Dacosse selected ARRI Alexa Mini, shooting at 160 ISO, fitted with zoom optics for the production. “François loves to work with zooms, so I went with the Cooke Varotal 18-100mm T3 and Panavision SLZ11 24-275 mm T2.8 lenses. I shot on the Alexa Mini because I really trust it and know I can push it to the limit. There was a discussion about shooting on the Sony Venice, but I don’t know the camera so well yet.
The film, a single camera shoot with Ozon operating himself, was made over a period of four weeks, and was shot on a set that was constructed inside an old school the suburbs of Paris.
“It was really a small budget for François, around €2 million,” remarks Dacosse. “There were only two exteriors to shoot, one street behind the building and then the exterior of the building. The main room itself was very big, and it was cool to work in there. The only problem was that it had a huge window and sometimes the sun reflected in from another building opposite, so I had to fight quite a bit to balance that and protect the light.”
An additional, and interesting, proposition for Dacosse, was that Ozon likes to operate the camera himself. “François loves being at the centre of the set and being close to the actors. He also gives pace to the shoot. So my work was very much focussed on making it easy for him to move the camera around the actors, and frame the action with the appropriate freedom and lighting.
“I was never far away, observing with a monitor, and course we had the first AD on the-set, but you always listen to François. Some directors work with a monitor, but François is the only one I know who operates the camera.
“However, the main problem when François is framing is that he is often ready-to-go, but you are not always ready with the lights, so you have to work quickly. But I love working quickly and enjoy a good pace on-set. I think he enjoys working with me because we don’t talk so much and I just follow him. I don’t ask too many questions. That works well for both of us.”
One shot proved to be particularly challenging to complete, as Dacosse notes, “There was a long take, when we start in the bedroom and finish in the living room, and we have to pass through a corridor. The bedroom was full of sun and in contrast, the corridor was really dark and the living-room was in shadow.

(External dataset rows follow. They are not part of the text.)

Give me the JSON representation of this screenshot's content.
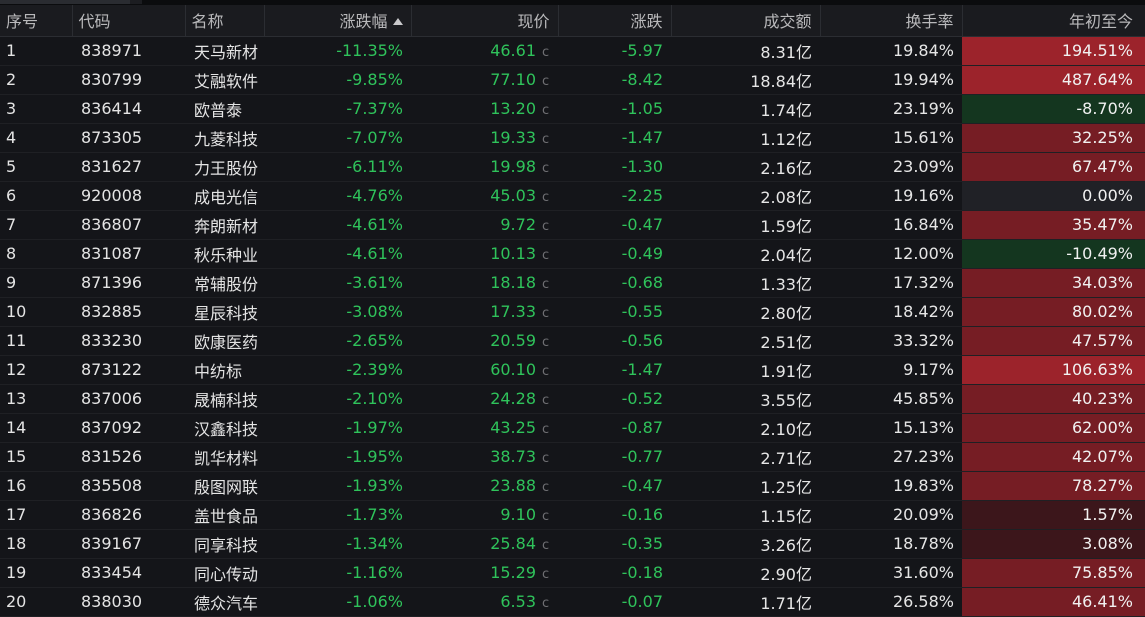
{
  "columns": {
    "index": "序号",
    "code": "代码",
    "name": "名称",
    "pct_change": "涨跌幅",
    "price": "现价",
    "change": "涨跌",
    "volume": "成交额",
    "turnover": "换手率",
    "ytd": "年初至今"
  },
  "sort": {
    "column": "pct_change",
    "direction": "ascending"
  },
  "price_marker": "c",
  "colors": {
    "down_text": "#2fc35b",
    "ytd_positive_strong": "#9c232b",
    "ytd_positive_mid": "#761d24",
    "ytd_positive_weak": "#3c161b",
    "ytd_neutral": "#202126",
    "ytd_negative": "#14361f"
  },
  "rows": [
    {
      "index": "1",
      "code": "838971",
      "name": "天马新材",
      "pct_change": "-11.35%",
      "price": "46.61",
      "change": "-5.97",
      "volume": "8.31亿",
      "turnover": "19.84%",
      "ytd": "194.51%",
      "ytd_value": 194.51
    },
    {
      "index": "2",
      "code": "830799",
      "name": "艾融软件",
      "pct_change": "-9.85%",
      "price": "77.10",
      "change": "-8.42",
      "volume": "18.84亿",
      "turnover": "19.94%",
      "ytd": "487.64%",
      "ytd_value": 487.64
    },
    {
      "index": "3",
      "code": "836414",
      "name": "欧普泰",
      "pct_change": "-7.37%",
      "price": "13.20",
      "change": "-1.05",
      "volume": "1.74亿",
      "turnover": "23.19%",
      "ytd": "-8.70%",
      "ytd_value": -8.7
    },
    {
      "index": "4",
      "code": "873305",
      "name": "九菱科技",
      "pct_change": "-7.07%",
      "price": "19.33",
      "change": "-1.47",
      "volume": "1.12亿",
      "turnover": "15.61%",
      "ytd": "32.25%",
      "ytd_value": 32.25
    },
    {
      "index": "5",
      "code": "831627",
      "name": "力王股份",
      "pct_change": "-6.11%",
      "price": "19.98",
      "change": "-1.30",
      "volume": "2.16亿",
      "turnover": "23.09%",
      "ytd": "67.47%",
      "ytd_value": 67.47
    },
    {
      "index": "6",
      "code": "920008",
      "name": "成电光信",
      "pct_change": "-4.76%",
      "price": "45.03",
      "change": "-2.25",
      "volume": "2.08亿",
      "turnover": "19.16%",
      "ytd": "0.00%",
      "ytd_value": 0.0
    },
    {
      "index": "7",
      "code": "836807",
      "name": "奔朗新材",
      "pct_change": "-4.61%",
      "price": "9.72",
      "change": "-0.47",
      "volume": "1.59亿",
      "turnover": "16.84%",
      "ytd": "35.47%",
      "ytd_value": 35.47
    },
    {
      "index": "8",
      "code": "831087",
      "name": "秋乐种业",
      "pct_change": "-4.61%",
      "price": "10.13",
      "change": "-0.49",
      "volume": "2.04亿",
      "turnover": "12.00%",
      "ytd": "-10.49%",
      "ytd_value": -10.49
    },
    {
      "index": "9",
      "code": "871396",
      "name": "常辅股份",
      "pct_change": "-3.61%",
      "price": "18.18",
      "change": "-0.68",
      "volume": "1.33亿",
      "turnover": "17.32%",
      "ytd": "34.03%",
      "ytd_value": 34.03
    },
    {
      "index": "10",
      "code": "832885",
      "name": "星辰科技",
      "pct_change": "-3.08%",
      "price": "17.33",
      "change": "-0.55",
      "volume": "2.80亿",
      "turnover": "18.42%",
      "ytd": "80.02%",
      "ytd_value": 80.02
    },
    {
      "index": "11",
      "code": "833230",
      "name": "欧康医药",
      "pct_change": "-2.65%",
      "price": "20.59",
      "change": "-0.56",
      "volume": "2.51亿",
      "turnover": "33.32%",
      "ytd": "47.57%",
      "ytd_value": 47.57
    },
    {
      "index": "12",
      "code": "873122",
      "name": "中纺标",
      "pct_change": "-2.39%",
      "price": "60.10",
      "change": "-1.47",
      "volume": "1.91亿",
      "turnover": "9.17%",
      "ytd": "106.63%",
      "ytd_value": 106.63
    },
    {
      "index": "13",
      "code": "837006",
      "name": "晟楠科技",
      "pct_change": "-2.10%",
      "price": "24.28",
      "change": "-0.52",
      "volume": "3.55亿",
      "turnover": "45.85%",
      "ytd": "40.23%",
      "ytd_value": 40.23
    },
    {
      "index": "14",
      "code": "837092",
      "name": "汉鑫科技",
      "pct_change": "-1.97%",
      "price": "43.25",
      "change": "-0.87",
      "volume": "2.10亿",
      "turnover": "15.13%",
      "ytd": "62.00%",
      "ytd_value": 62.0
    },
    {
      "index": "15",
      "code": "831526",
      "name": "凯华材料",
      "pct_change": "-1.95%",
      "price": "38.73",
      "change": "-0.77",
      "volume": "2.71亿",
      "turnover": "27.23%",
      "ytd": "42.07%",
      "ytd_value": 42.07
    },
    {
      "index": "16",
      "code": "835508",
      "name": "殷图网联",
      "pct_change": "-1.93%",
      "price": "23.88",
      "change": "-0.47",
      "volume": "1.25亿",
      "turnover": "19.83%",
      "ytd": "78.27%",
      "ytd_value": 78.27
    },
    {
      "index": "17",
      "code": "836826",
      "name": "盖世食品",
      "pct_change": "-1.73%",
      "price": "9.10",
      "change": "-0.16",
      "volume": "1.15亿",
      "turnover": "20.09%",
      "ytd": "1.57%",
      "ytd_value": 1.57
    },
    {
      "index": "18",
      "code": "839167",
      "name": "同享科技",
      "pct_change": "-1.34%",
      "price": "25.84",
      "change": "-0.35",
      "volume": "3.26亿",
      "turnover": "18.78%",
      "ytd": "3.08%",
      "ytd_value": 3.08
    },
    {
      "index": "19",
      "code": "833454",
      "name": "同心传动",
      "pct_change": "-1.16%",
      "price": "15.29",
      "change": "-0.18",
      "volume": "2.90亿",
      "turnover": "31.60%",
      "ytd": "75.85%",
      "ytd_value": 75.85
    },
    {
      "index": "20",
      "code": "838030",
      "name": "德众汽车",
      "pct_change": "-1.06%",
      "price": "6.53",
      "change": "-0.07",
      "volume": "1.71亿",
      "turnover": "26.58%",
      "ytd": "46.41%",
      "ytd_value": 46.41
    }
  ]
}
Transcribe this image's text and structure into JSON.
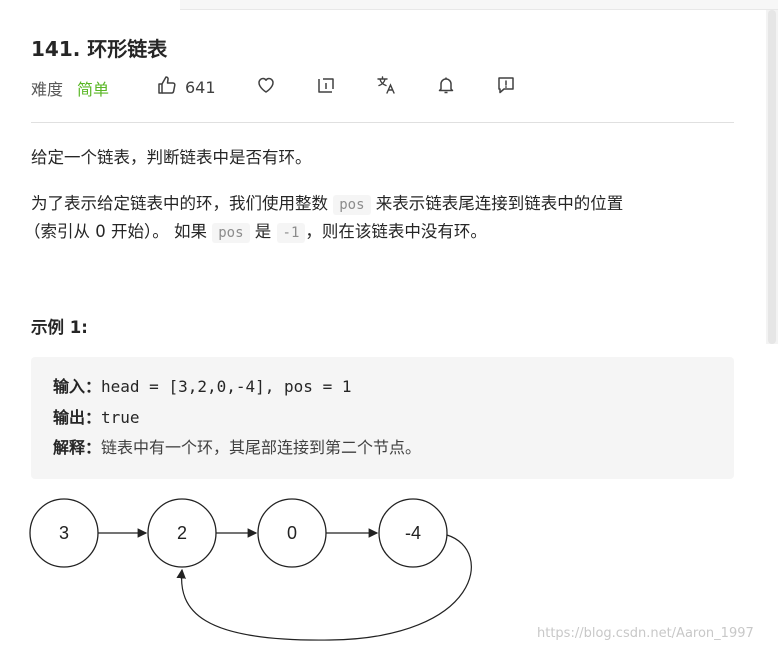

This meant we had to played with the T-stop on the camera and had to put some 18k outside of the living room, as there were occasionally clouds and so we had to adjust strength of the 18K during the take.”
As for injecting colour into the film, Dacosse says that, “For the night scenes, for example, François wanted a very blue full-moon atmosphere, so I really pushed the blue which added a feeling of warmth. The whole movie in that sense is very colourful, except for the daytime scenes, which were more problematic. I tried to bring some colour to those scenes in a variety of ways, such as in the design of the wall and other things like that in the set dressings and design.”
Dacosse says he paid great attention to lighting the actors, such as Isabelle Adjani, who despite being 60, looks as if she could be in her 30’s in the film. “I balanced strong front light on them with strong colour behind to always keep a good contrast, with full red and full blue on the walls, an ARRI SkyPanel behind the actors, whilst being careful with the gloss of the wall.
“The while lighting set-up was controlled from an iPad, so when the camera was moving I could dim some lights, or push up others lights to maintain the contrast. This proved challenging sometimes, but new lighting control technology it is very helpful because you can change the illumination during a shot and you don’t really feel it changing. All of the lighting gear we used came from TSF France.”
Recalling his experience and learning experience of shooting Peter Von Kant, Dacosse concludes, “Don’t be afraid of the dark. Always follow the director. Trust them when they push you to take risks and follow your instincts.”
interview kindly provided by Ronny Prince and Cinematography World.